As budget improves, Folsom Cordova Unified gives employees 5 percent bonuses

As K-12 districts begin seeing more state money, nearly 2,000 employees in Folsom Cordova schools will receive one-time bonus checks next month equal to 5 percent of pay.

District officials and labor leaders said Wednesday the checks recognize years of furloughs and forgone cost-of-living increases.

The unanimous decision by Folsom Cordova Unified School District trustees at their Feb. 6 meeting means that employees on the payroll as of that date will receive extra checks the second week in March worth a combined $5.3 million.

The payments, reached through collective bargaining, go to all district employees. That includes about 900 teachers and other certificated workers such as nurses and counselors. It also includes about 900 classified workers, such as instructional assistants, bus drivers and maintenance staff. Administrators also will receive bonuses, including Folsom Cordova Superintendent Deborah Bettencourt, who stands to receive a onetime check greater than $10,000.

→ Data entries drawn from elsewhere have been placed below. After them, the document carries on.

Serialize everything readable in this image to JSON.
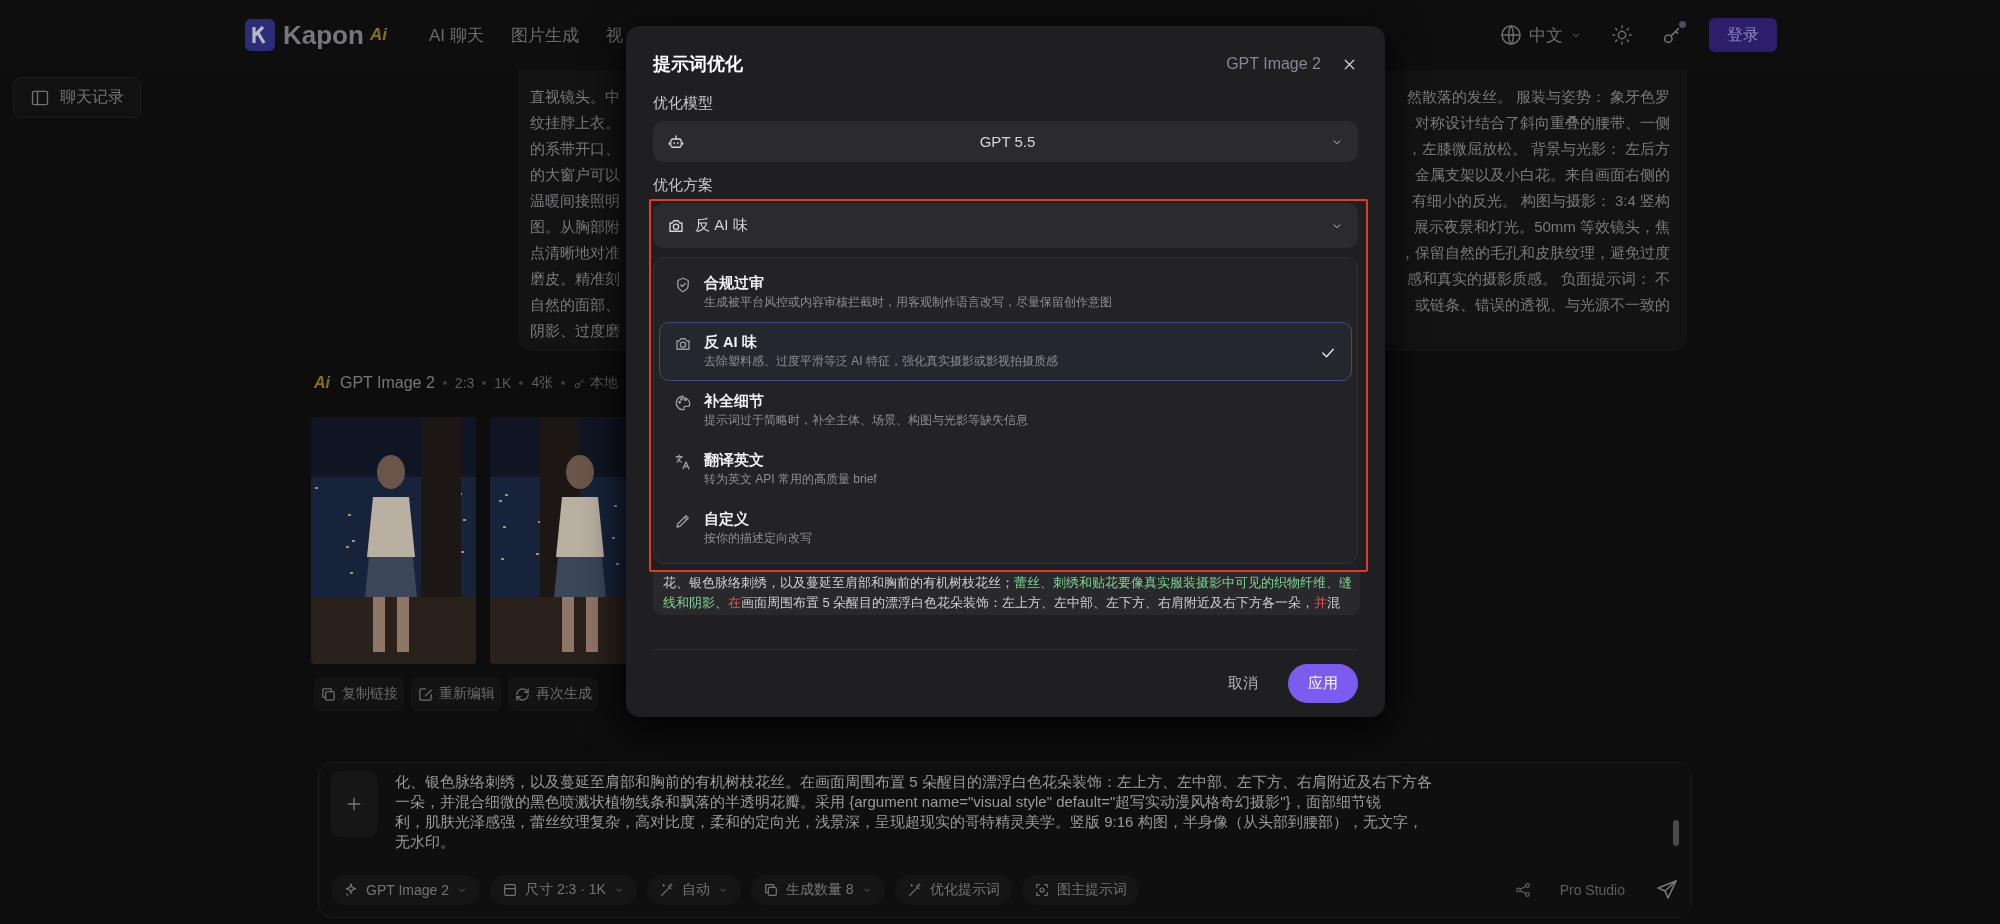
{
  "header": {
    "brand": "Kapon",
    "brand_badge": "Ai",
    "nav": [
      {
        "label": "AI 聊天"
      },
      {
        "label": "图片生成"
      },
      {
        "label": "视"
      }
    ],
    "language": "中文",
    "login": "登录"
  },
  "sidebar": {
    "history_button": "聊天记录"
  },
  "prompt_bubble": {
    "rows": [
      {
        "left": "直视镜头。中",
        "right": "然散落的发丝。 服装与姿势： 象牙色罗"
      },
      {
        "left": "纹挂脖上衣。",
        "right": "对称设计结合了斜向重叠的腰带、一侧"
      },
      {
        "left": "的系带开口、",
        "right": "，左膝微屈放松。 背景与光影： 左后方"
      },
      {
        "left": "的大窗户可以",
        "right": "金属支架以及小白花。来自画面右侧的"
      },
      {
        "left": "温暖间接照明",
        "right": "有细小的反光。 构图与摄影： 3:4 竖构"
      },
      {
        "left": "图。从胸部附",
        "right": "展示夜景和灯光。50mm 等效镜头，焦"
      },
      {
        "left": "点清晰地对准",
        "right": "，保留自然的毛孔和皮肤纹理，避免过度"
      },
      {
        "left": "磨皮。精准刻",
        "right": "感和真实的摄影质感。 负面提示词： 不"
      },
      {
        "left": "自然的面部、",
        "right": "或链条、错误的透视、与光源不一致的"
      },
      {
        "left": "阴影、过度磨"
      }
    ]
  },
  "result": {
    "badge": "Ai",
    "meta": [
      "GPT Image 2",
      "2:3",
      "1K",
      "4张"
    ],
    "source": "本地",
    "images": [
      {
        "kind": "picture"
      },
      {
        "kind": "picture"
      }
    ],
    "actions": [
      {
        "kind": "copy",
        "label": "复制链接"
      },
      {
        "kind": "edit",
        "label": "重新编辑"
      },
      {
        "kind": "regenerate",
        "label": "再次生成"
      }
    ]
  },
  "composer": {
    "lines": [
      "化、银色脉络刺绣，以及蔓延至肩部和胸前的有机树枝花丝。在画面周围布置 5 朵醒目的漂浮白色花朵装饰：左上方、左中部、左下方、右肩附近及右下方各",
      "一朵，并混合细微的黑色喷溅状植物线条和飘落的半透明花瓣。采用 {argument name=\"visual style\" default=\"超写实动漫风格奇幻摄影\"}，面部细节锐",
      "利，肌肤光泽感强，蕾丝纹理复杂，高对比度，柔和的定向光，浅景深，呈现超现实的哥特精灵美学。竖版 9:16 构图，半身像（从头部到腰部），无文字，",
      "无水印。"
    ],
    "toolbar": [
      {
        "kind": "model",
        "label": "GPT Image 2",
        "dropdown": true
      },
      {
        "kind": "size",
        "label": "尺寸 2:3 · 1K",
        "dropdown": true
      },
      {
        "kind": "auto",
        "label": "自动",
        "dropdown": true
      },
      {
        "kind": "count",
        "label": "生成数量 8",
        "dropdown": true
      },
      {
        "kind": "optimize",
        "label": "优化提示词",
        "dropdown": false
      },
      {
        "kind": "image_prompt",
        "label": "图主提示词",
        "dropdown": false
      }
    ],
    "studio": "Pro Studio"
  },
  "dialog": {
    "title": "提示词优化",
    "model_tag": "GPT Image 2",
    "model_label": "优化模型",
    "model_select": {
      "value": "GPT 5.5"
    },
    "scheme_label": "优化方案",
    "scheme": {
      "highlighted": true,
      "value": "反 AI 味",
      "kind": "camera",
      "expanded": true
    },
    "options": [
      {
        "kind": "shield",
        "title": "合规过审",
        "description": "生成被平台风控或内容审核拦截时，用客观制作语言改写，尽量保留创作意图",
        "selected": false
      },
      {
        "kind": "camera",
        "title": "反 AI 味",
        "description": "去除塑料感、过度平滑等泛 AI 特征，强化真实摄影或影视拍摄质感",
        "selected": true
      },
      {
        "kind": "palette",
        "title": "补全细节",
        "description": "提示词过于简略时，补全主体、场景、构图与光影等缺失信息",
        "selected": false
      },
      {
        "kind": "translate",
        "title": "翻译英文",
        "description": "转为英文 API 常用的高质量 brief",
        "selected": false
      },
      {
        "kind": "pencil",
        "title": "自定义",
        "description": "按你的描述定向改写",
        "selected": false
      }
    ],
    "preview_lines": [
      [
        {
          "text": "花、银色脉络刺绣，以及蔓延至肩部和胸前的有机树枝花丝；",
          "kind": "plain"
        },
        {
          "text": "蕾丝、刺绣和贴花要像真实服装摄影中可见的织物纤维、缝",
          "kind": "added"
        }
      ],
      [
        {
          "text": "线和阴影",
          "kind": "added"
        },
        {
          "text": "、",
          "kind": "plain"
        },
        {
          "text": "在",
          "kind": "flagged"
        },
        {
          "text": "画面周围布置 5 朵醒目的漂浮白色花朵装饰：左上方、左中部、左下方、右肩附近及右下方各一朵，",
          "kind": "plain"
        },
        {
          "text": "并",
          "kind": "flagged"
        },
        {
          "text": "混",
          "kind": "plain"
        }
      ]
    ],
    "cancel": "取消",
    "apply": "应用"
  }
}
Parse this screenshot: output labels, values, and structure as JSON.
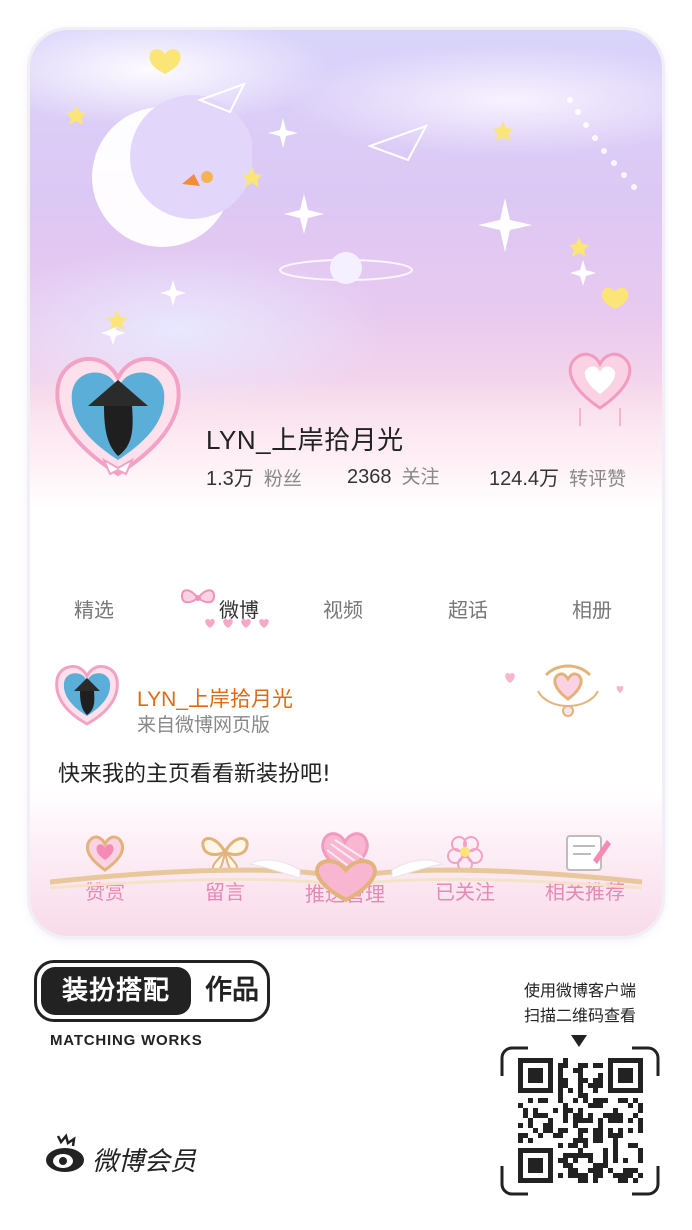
{
  "profile": {
    "name": "LYN_上岸拾月光",
    "stats": [
      {
        "value": "1.3万",
        "label": "粉丝"
      },
      {
        "value": "2368",
        "label": "关注"
      },
      {
        "value": "124.4万",
        "label": "转评赞"
      }
    ]
  },
  "tabs": [
    "精选",
    "微博",
    "视频",
    "超话",
    "相册"
  ],
  "active_tab": "微博",
  "post": {
    "author": "LYN_上岸拾月光",
    "source": "来自微博网页版",
    "text": "快来我的主页看看新装扮吧!"
  },
  "actions": [
    "赞赏",
    "留言",
    "推送管理",
    "已关注",
    "相关推荐"
  ],
  "footer": {
    "badge_left": "装扮搭配",
    "badge_right": "作品",
    "badge_sub": "MATCHING WORKS",
    "brand": "微博会员",
    "qr_tip_line1": "使用微博客户端",
    "qr_tip_line2": "扫描二维码查看"
  },
  "colors": {
    "author": "#e06a10",
    "action_label": "#e788b5",
    "banner_top": "#d9d4fb",
    "banner_bottom": "#fbe8f0"
  },
  "icons": [
    "moon-icon",
    "heart-frame-icon",
    "bow-icon",
    "wing-heart-icon",
    "flower-icon",
    "note-icon",
    "butterfly-icon",
    "weibo-eye-icon",
    "qr-code"
  ]
}
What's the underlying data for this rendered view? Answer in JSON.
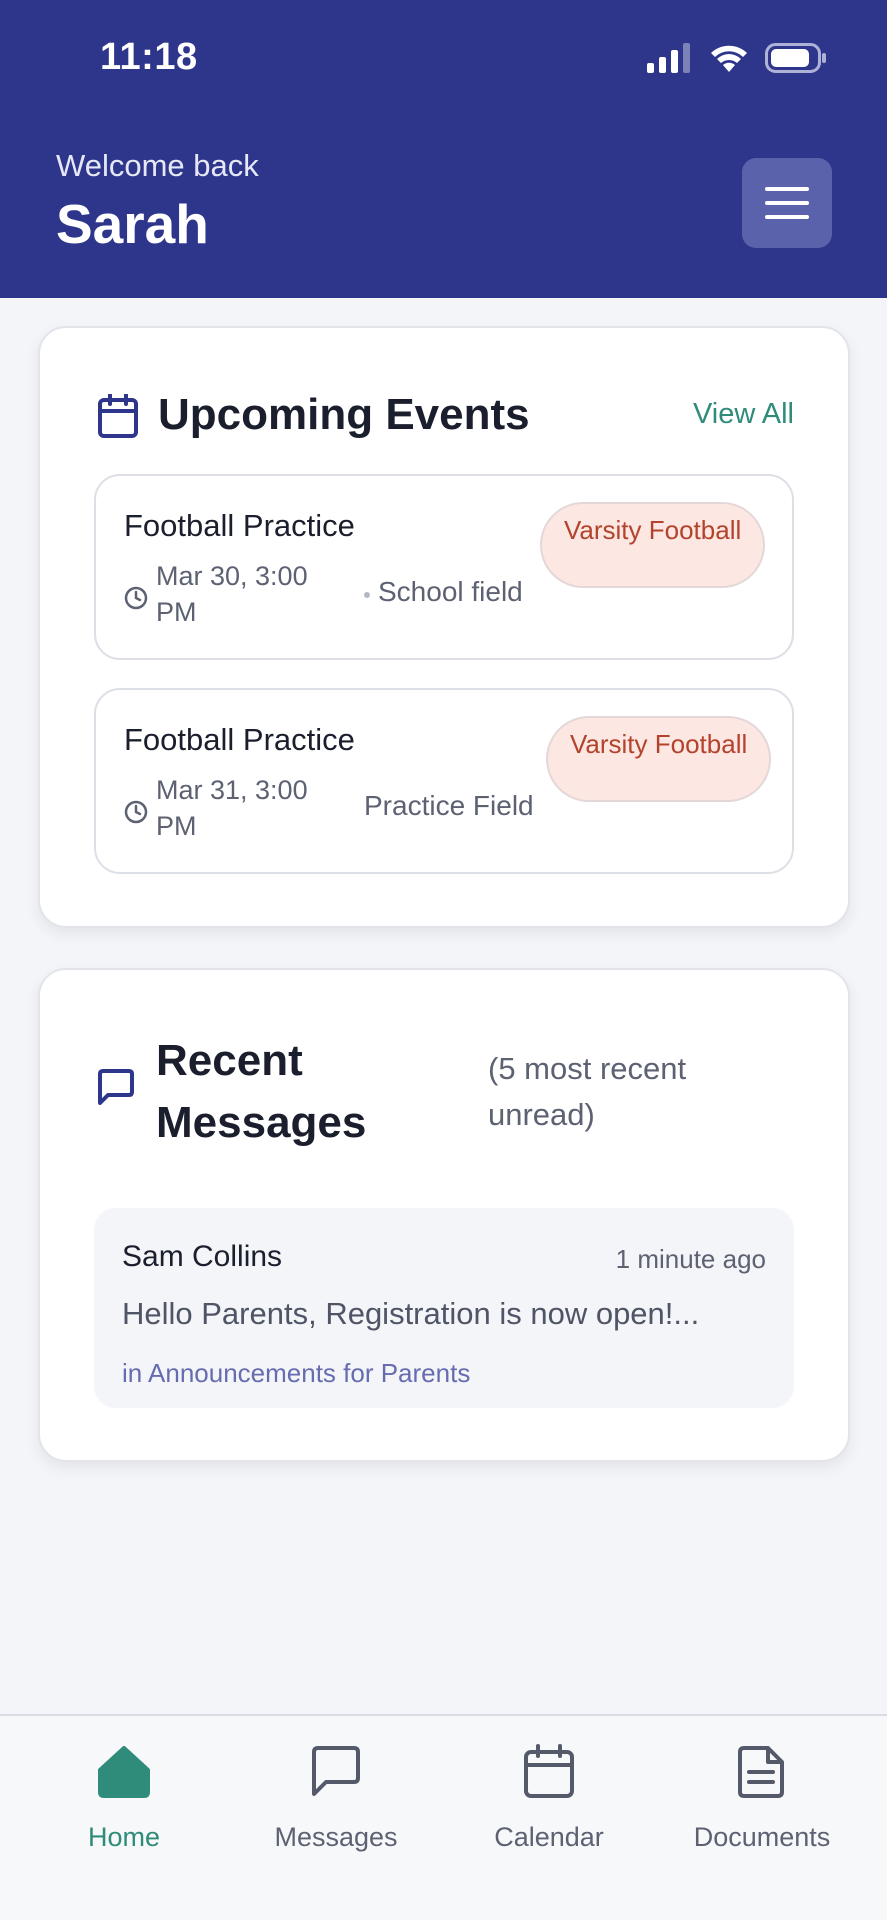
{
  "status_bar": {
    "time": "11:18"
  },
  "header": {
    "welcome": "Welcome back",
    "user_name": "Sarah"
  },
  "events": {
    "title": "Upcoming Events",
    "view_all": "View All",
    "items": [
      {
        "title": "Football Practice",
        "date": "Mar 30, 3:00 PM",
        "location": "School field",
        "badge": "Varsity Football"
      },
      {
        "title": "Football Practice",
        "date": "Mar 31, 3:00 PM",
        "location": "Practice Field",
        "badge": "Varsity Football"
      }
    ]
  },
  "messages": {
    "title": "Recent Messages",
    "subtitle": "(5 most recent unread)",
    "items": [
      {
        "sender": "Sam Collins",
        "time": "1 minute ago",
        "preview": "Hello Parents, Registration is now open!...",
        "channel": "in Announcements for Parents"
      }
    ]
  },
  "tabs": [
    {
      "label": "Home",
      "icon": "home-icon",
      "active": true
    },
    {
      "label": "Messages",
      "icon": "message-icon",
      "active": false
    },
    {
      "label": "Calendar",
      "icon": "calendar-icon",
      "active": false
    },
    {
      "label": "Documents",
      "icon": "document-icon",
      "active": false
    }
  ],
  "colors": {
    "header_bg": "#2e368c",
    "accent_green": "#2f8b7a",
    "badge_bg": "#fde7e2",
    "badge_text": "#b2432c",
    "channel_text": "#666cb0"
  }
}
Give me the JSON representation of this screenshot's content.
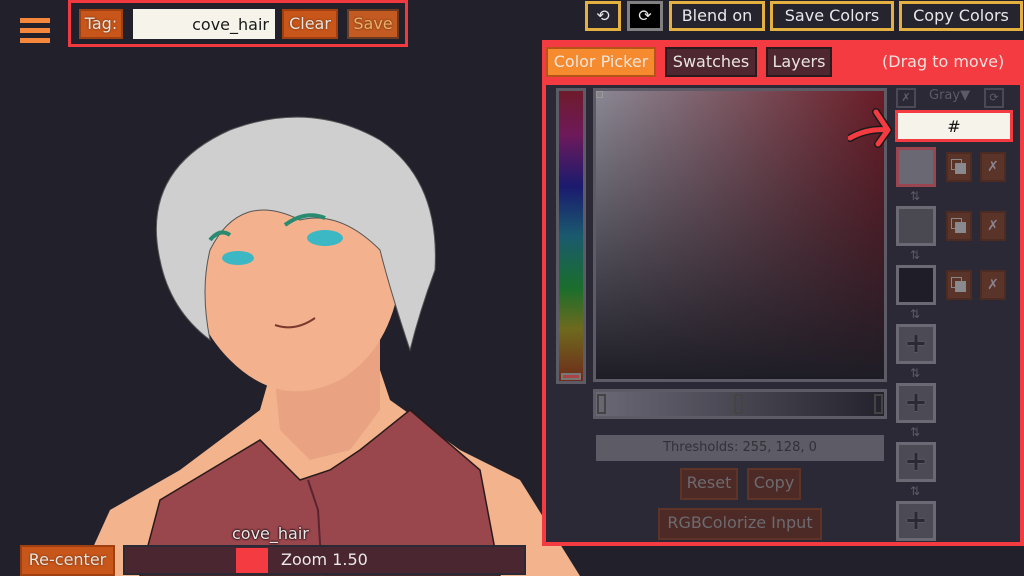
{
  "menu": {
    "icon": "hamburger-menu-icon"
  },
  "tag_bar": {
    "label": "Tag:",
    "value": "cove_hair",
    "clear_label": "Clear",
    "save_label": "Save"
  },
  "toolbar": {
    "undo_icon": "⟲",
    "redo_icon": "⟳",
    "blend_label": "Blend on",
    "save_colors_label": "Save Colors",
    "copy_colors_label": "Copy Colors"
  },
  "panel": {
    "tabs": [
      {
        "label": "Color Picker",
        "active": true
      },
      {
        "label": "Swatches",
        "active": false
      },
      {
        "label": "Layers",
        "active": false
      }
    ],
    "drag_hint": "(Drag to move)",
    "thresholds_label": "Thresholds: 255, 128, 0",
    "reset_label": "Reset",
    "copy_label": "Copy",
    "rgb_colorize_label": "RGBColorize Input",
    "gray_dropdown": "Gray▼",
    "clear_icon": "✗",
    "refresh_icon": "⟳",
    "hex_value": "#",
    "swatches": [
      {
        "color": "#6a6973",
        "selected": true
      },
      {
        "color": "#4a4952",
        "selected": false
      },
      {
        "color": "#1f1e28",
        "selected": false
      }
    ],
    "swatch_delete_icon": "✗",
    "swap_icon": "⇅",
    "add_icon": "+",
    "empty_slots": 4,
    "accent_color": "#f53b42"
  },
  "bottom": {
    "recenter_label": "Re-center",
    "layer_name": "cove_hair",
    "zoom_label": "Zoom 1.50"
  }
}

Bettencourt, who this year earns $221,500, said she hopes the district can do more for workers next year.

“I fully expect that next year we should be able to offer an ongoing raise,” Bettencourt said. “I think that’s important to know because our employees are a priority for us.”

Workers lost a total of 9-12 days of pay in recent years through furloughs and have not had cost-of-living increases since 2008-09, Bettencourt said. The 5 percent bonuses, she said, are about equal to the income lost due to past furloughs.

Employees continue to receive raises based on years worked and experience, and the district is not imposing furloughs this year.

The pay boost comes as Folsom Cordova and other districts have begun receiving more money from the state after a 2012 voter-approved tax hike and a surge in capital gains tax revenues. Gov. Jerry Brown and state lawmakers have approved a multi-year plan to increase school funding through a new Local Control Funding Formula, which is intended to direct money to low-income students and English-language learners.

The state formula provided Folsom Cordova a $5.1 million increase this school year toward the district’s $146 million budget.

Bettencourt said the $5.3 million cost of the bonuses will come from funds the district set aside as a reserve. “Now that the board knows the local control funding formula is in place, they can spend these one-time dollars,” she said.

Jon Coupal, who opposed Proposition 30 as president of the Howard Jarvis Taxpayers Association, said he sees the one-time payments as preferable to pay raises.

“We’re not out of the woods yet,” Coupal said. But he added that a district “in a position to grant a one-time pay bump in recognition of some of the foregone pay increases in the past I can see that that might not offend the sensitivities of taxpayers very much.”

Last year, Folsom Cordova received a “qualified” warning from the state, meaning that budget projections indicated the district might not meet its financial obligations over a three-year period. The state has not yet updated its warning list, but Bettencourt said the district has firmed up its ongoing budget enough to shed that designation.

“Now with this new revenue from (the statewide tax hike) Proposition 30, we are able to say we have enough ongoing revenue to match our current expenditures,” the superintendent said. “That’s a positive for us. That’s a big change.”

Labor leaders said while they are pleased with the bonuses, the onetime checks don’t approach the losses employees racked up in recent years.

“We’re grateful,” said Michael Itkoff, president of the Folsom Cordova Education Association, which represents teachers and other certificated employees. But, he said, “it’s wholly inadequate to make up for the costs that the employees have had to incur over the last six years.”

Besides income losses through furloughs, he said, employees bore the cost of soaring monthly medical premiums. “The district did not absorb any of the increases that the medical providers passed on each year,” Itkoff said.

Rob Thomas, president of the California School Employees Association Chapter 528, representing the district’s classified workers, said in an email that the employees have endured a tough period that included wage freezes and layoffs as well as furloughs and higher medical costs.

“Our families have lost ground financially each of the past several years,” he said. “So we are happy to get a modest one-time 5 percent bonus. We hope that moving forward there will be a meaningful cost-of-living increase to help classified employees and their families make some progress toward take-home pay that resembles (that of) seven years ago.”

The district has about 1,950 employees, and the large majority of those are full-time. The district today has the equivalent of about 100 fewer full-time employees than in 2009.